Condoms, Chlamydia and Cunnilingus: What Should Sex Ed Really Be About?


While sexual education in schools has traditionally been biologically focused (think condoms and chlamydia!), concepts like sexual identity, relationships and pleasure have been considered outside the domain of official curriculums. Although there is a growing push to discuss respectful relationships and gender diversity, there are still massive inconsistencies in how sexual education content is delivered between states, privately funded schools and teachers. With many young people exposed to messages about sex, relationships and gender roles from trashy (but oh so addictive) TV or an incognito window on Pornhub, what should the role of health professionals be in promoting positive sex and dispelling myths? Join Medfem for a lively discussion about what sexual education should be about and find out how porn, gender equity and the female orgasm are related! We will hear from three clinicians who have used use clinical practice, teaching, research, media engagement and political lobbying to promote better sexual education.


Dr Sally Cockburn

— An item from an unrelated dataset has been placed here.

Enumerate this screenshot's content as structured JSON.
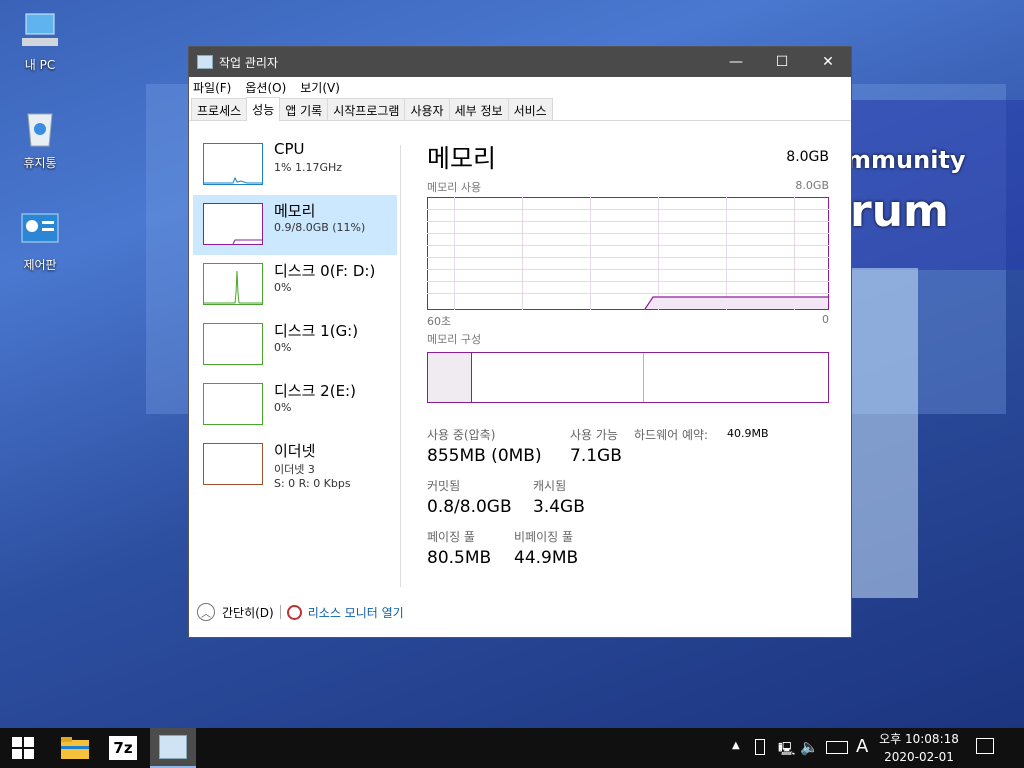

Dr Sally Cockburn is a practising GP and Media Health commentator. Her passion is achieving better patient outcomes through improving health literacy and advocacy for systemic change. She has long been a champion of patient centred care particularly for sensitive issues. She is best known through her 30 year media career, as current host of radio program “Talking Health” on 3AW and before this, “Pillowtalk” on Fox FM. However, Sally has also been active behind the scenes, sitting on many boards and committees and in medical education, most recently, the Victorian Voluntary assisted Dying Review board. Sally strongly upholds the notion of patient autonomy but recognises the need to protect the vulnerable. This fuelled her drive to recently complete a Masters of Health and Medical Law in her 50s! Sally is an inductee in the Victorian Women’s Honour Roll and a recipient of the distinguished alumni service award from Monash University. She is also a survivor of a near fatal massive pulmonary embolism last year and is now a vocal ambassador for prevention and early recognition of thromboembolic disease.

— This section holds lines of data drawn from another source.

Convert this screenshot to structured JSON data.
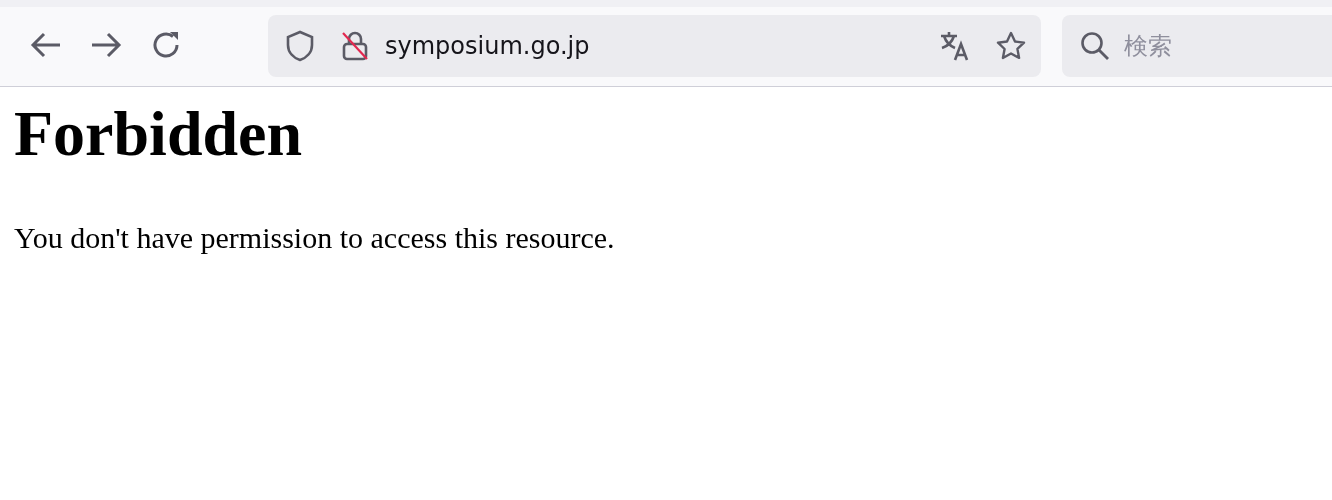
{
  "address_bar": {
    "url": "symposium.go.jp"
  },
  "search": {
    "placeholder": "検索"
  },
  "page": {
    "heading": "Forbidden",
    "message": "You don't have permission to access this resource."
  }
}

Dr Anita Elias

Dr Anita Elias is a medical practitioner and psychotherapist, specialised and working in Sexual Medicine and Sexual and Relationship Therapy for over 20 years. She attained the inaugural Fellowship of the European Committee of Sexual Medicine in 2012. She is head of the Sexual Medicine and Therapy Clinic at Monash Health, works in the Psychosexual Service at The Women’s Hospital and in private practice. She is a senior lecturer at Monash and Melbourne Universities, as well as educating health practitioners and the community in sexual issues.



Associate Professor Melissa Kang

A/Prof Melissa Kang’s passion for working with and for young people has defined her career. She is an academic, a clinician, and an advocate. She is Associate Professor in Public Health at The University of Technology Sydney, and a Clinical Associate Professor in the Department of General Practice at the Sydney Medical School Westmead. Melissa’s research has taken a population health approach, with major projects exploring access to health care, health system navigation, young people’s sexuality and sexual health. She was also the medical writer for Dolly magazine’s ‘Dolly Doctor’ column from 1993 until the magazine closed in 2016. Melissa is currently President of the Australian Association for Adolescent Health.